Allow it to cure for 12 hours it is until clear.
The combination of gel medium and Glossy Accents will fade an ink-jet print to a vintage hue.
You could also use epoxy resin or UV resin on sealed paper for a slightly brighter look.
Step 5 Glue the Metal Components
Mix up some of the 2-part epoxy glue.
Use a cocktail stick to apply the glue to the back of the bezel.
Make sure you apply plenty of glue, but keep the glue surface flat, not mounded, so you can apply the cufflink shanks later.
Attach the large cog to the back of the bezel.
Applying the cog pieces separately to the cufflink shank gives you more control than trying to attach everything at once.
Let the glue dry thoroughly.
Step 6 Glue the Cufflink Shanks
Take a moment to work out which way up the pictures should be and how the cufflink shanks should attach so the image will look nicest in the cuff.
Mix up another batch of epoxy glue and finally stick the cufflink shanks to the back of the pieces.
Allow the glue to dry for at least 12 hours to gain its full strength.
The Finished “Green Fairy” Steampunk Cufflinks
Where to Get More Projects Like These Steampunk Cufflinks
These steampunk cufflinks are featured in Steampunk Emporium by Jema “Emilly Ladybird” Hewitt.
The talented Miss Emilly Ladybird has many more beautiful projects and enchanting and fantastical tales to tell in her book so if you enjoyed this one, you’ll love the rest too.
From the publishers description:
“MAKE HASTE AND PACK YOUR BAGS RIGHT AWAY. You’re not going to want to delay this charming adventure!
Whilst perusing the pages of Steampunk Emporium, the harrowing antics of Miss Emily Ladybird will engage you in the most enchanting of worlds.
Join her as she records the adventures of intergalactic space pirates, undersea voyagers and Jurassic explorers — all the while, dabbling in the details of which baubles best benefit the venturesome class.”
Isn’t that fun?
The publishers of Steampunk Emporium: Creating Fantastical Jewelry, Devices and Oddments from Assorted Cogs, Gears and Curios, have kindly given How-to-Make-Jewelry.com permission to reprint the cufflink project instructions so you can get a little taste of what you’re in store for if you grab your own copy.
(They offered me a choice of which project to reprint, and I had such a hard time!
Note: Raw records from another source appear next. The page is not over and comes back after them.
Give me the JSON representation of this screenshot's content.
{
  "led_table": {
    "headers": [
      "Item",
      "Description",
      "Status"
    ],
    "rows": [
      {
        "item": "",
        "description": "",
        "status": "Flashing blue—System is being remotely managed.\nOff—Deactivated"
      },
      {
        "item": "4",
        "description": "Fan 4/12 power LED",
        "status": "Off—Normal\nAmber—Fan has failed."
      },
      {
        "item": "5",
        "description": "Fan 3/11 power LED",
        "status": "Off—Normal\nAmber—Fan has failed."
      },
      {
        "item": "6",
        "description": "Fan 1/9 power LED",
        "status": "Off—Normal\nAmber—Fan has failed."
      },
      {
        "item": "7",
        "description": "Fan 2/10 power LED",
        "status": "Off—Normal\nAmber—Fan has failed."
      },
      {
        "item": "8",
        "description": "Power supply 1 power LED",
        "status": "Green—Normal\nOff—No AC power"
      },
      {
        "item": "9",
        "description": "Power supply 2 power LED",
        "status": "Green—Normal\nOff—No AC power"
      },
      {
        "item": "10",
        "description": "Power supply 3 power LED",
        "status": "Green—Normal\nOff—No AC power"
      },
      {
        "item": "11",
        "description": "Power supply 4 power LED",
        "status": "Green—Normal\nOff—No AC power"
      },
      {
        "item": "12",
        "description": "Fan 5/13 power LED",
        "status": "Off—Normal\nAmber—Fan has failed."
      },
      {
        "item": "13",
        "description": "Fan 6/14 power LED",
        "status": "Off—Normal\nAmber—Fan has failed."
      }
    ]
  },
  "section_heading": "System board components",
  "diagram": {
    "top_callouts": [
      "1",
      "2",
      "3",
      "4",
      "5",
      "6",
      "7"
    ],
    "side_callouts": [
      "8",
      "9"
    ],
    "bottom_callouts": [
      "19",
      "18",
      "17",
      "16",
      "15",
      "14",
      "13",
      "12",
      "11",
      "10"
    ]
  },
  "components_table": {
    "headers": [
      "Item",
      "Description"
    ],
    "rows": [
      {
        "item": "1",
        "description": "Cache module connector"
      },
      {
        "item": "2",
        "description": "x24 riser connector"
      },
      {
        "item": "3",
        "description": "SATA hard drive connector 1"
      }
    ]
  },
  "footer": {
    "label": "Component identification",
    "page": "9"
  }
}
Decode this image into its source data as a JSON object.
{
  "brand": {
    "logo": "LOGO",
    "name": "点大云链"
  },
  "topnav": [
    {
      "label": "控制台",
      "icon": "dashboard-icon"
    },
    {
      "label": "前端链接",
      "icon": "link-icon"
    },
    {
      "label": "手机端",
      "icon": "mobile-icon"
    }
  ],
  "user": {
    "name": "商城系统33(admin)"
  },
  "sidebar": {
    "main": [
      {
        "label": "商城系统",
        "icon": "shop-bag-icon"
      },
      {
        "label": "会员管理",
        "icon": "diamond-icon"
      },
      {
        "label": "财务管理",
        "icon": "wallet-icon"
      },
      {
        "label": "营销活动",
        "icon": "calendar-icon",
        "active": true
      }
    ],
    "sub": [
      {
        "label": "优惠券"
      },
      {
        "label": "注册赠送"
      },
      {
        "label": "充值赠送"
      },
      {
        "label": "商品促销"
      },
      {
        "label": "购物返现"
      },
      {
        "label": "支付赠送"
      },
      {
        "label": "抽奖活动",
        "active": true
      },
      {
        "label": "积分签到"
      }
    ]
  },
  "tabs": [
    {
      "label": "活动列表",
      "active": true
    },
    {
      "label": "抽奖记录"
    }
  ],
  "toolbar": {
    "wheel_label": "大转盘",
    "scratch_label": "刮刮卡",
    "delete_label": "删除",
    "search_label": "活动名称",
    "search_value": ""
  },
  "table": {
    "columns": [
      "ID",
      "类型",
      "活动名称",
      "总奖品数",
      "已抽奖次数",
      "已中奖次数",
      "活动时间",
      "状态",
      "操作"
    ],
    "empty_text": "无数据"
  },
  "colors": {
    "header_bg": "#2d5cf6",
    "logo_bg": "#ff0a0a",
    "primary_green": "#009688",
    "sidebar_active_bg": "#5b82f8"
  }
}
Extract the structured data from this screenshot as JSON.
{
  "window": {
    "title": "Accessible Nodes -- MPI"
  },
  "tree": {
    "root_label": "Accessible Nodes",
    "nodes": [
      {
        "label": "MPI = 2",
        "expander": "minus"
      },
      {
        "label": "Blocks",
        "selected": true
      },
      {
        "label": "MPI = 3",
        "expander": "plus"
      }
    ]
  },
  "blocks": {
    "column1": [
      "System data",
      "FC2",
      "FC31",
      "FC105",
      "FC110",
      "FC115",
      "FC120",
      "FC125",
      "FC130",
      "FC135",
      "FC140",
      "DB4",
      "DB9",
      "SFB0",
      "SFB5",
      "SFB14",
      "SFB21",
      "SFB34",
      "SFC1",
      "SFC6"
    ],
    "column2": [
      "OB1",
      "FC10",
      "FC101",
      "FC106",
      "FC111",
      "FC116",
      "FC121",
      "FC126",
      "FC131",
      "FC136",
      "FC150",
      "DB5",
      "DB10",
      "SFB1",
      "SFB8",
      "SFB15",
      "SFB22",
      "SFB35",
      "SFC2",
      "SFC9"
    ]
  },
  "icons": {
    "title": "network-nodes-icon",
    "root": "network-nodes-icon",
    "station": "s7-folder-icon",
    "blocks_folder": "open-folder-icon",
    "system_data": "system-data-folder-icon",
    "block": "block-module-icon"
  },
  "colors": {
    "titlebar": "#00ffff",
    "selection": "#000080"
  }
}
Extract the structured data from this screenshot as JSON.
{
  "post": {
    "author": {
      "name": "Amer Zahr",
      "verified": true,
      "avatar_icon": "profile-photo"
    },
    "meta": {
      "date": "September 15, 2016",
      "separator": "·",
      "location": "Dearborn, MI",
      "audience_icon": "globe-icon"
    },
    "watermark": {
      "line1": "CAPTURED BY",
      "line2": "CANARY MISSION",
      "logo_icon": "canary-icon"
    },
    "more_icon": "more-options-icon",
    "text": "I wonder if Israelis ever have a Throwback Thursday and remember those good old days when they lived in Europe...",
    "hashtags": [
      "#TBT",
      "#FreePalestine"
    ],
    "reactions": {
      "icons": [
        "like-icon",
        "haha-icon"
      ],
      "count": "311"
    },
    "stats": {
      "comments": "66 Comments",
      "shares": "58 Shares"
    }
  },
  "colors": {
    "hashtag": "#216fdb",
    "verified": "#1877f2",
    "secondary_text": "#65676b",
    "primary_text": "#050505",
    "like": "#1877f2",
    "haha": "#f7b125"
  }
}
I finally chose this one because I don’t already have any cufflink projects, and also many many beginner jewelry makers frequent this website and I wanted to share a project that one could do with little training.)
Steampunk cufflinks it was. I’m pleased with my choice too.
If you do grab a copy of this book, you won’t be disappointed. The photography and imagery in the imaginative stories alone are worth the price of the book.
It goes without saying that the projects are just as delightful. They are the proverbial cherry that tops the cake.
Or should I say the petits-fours?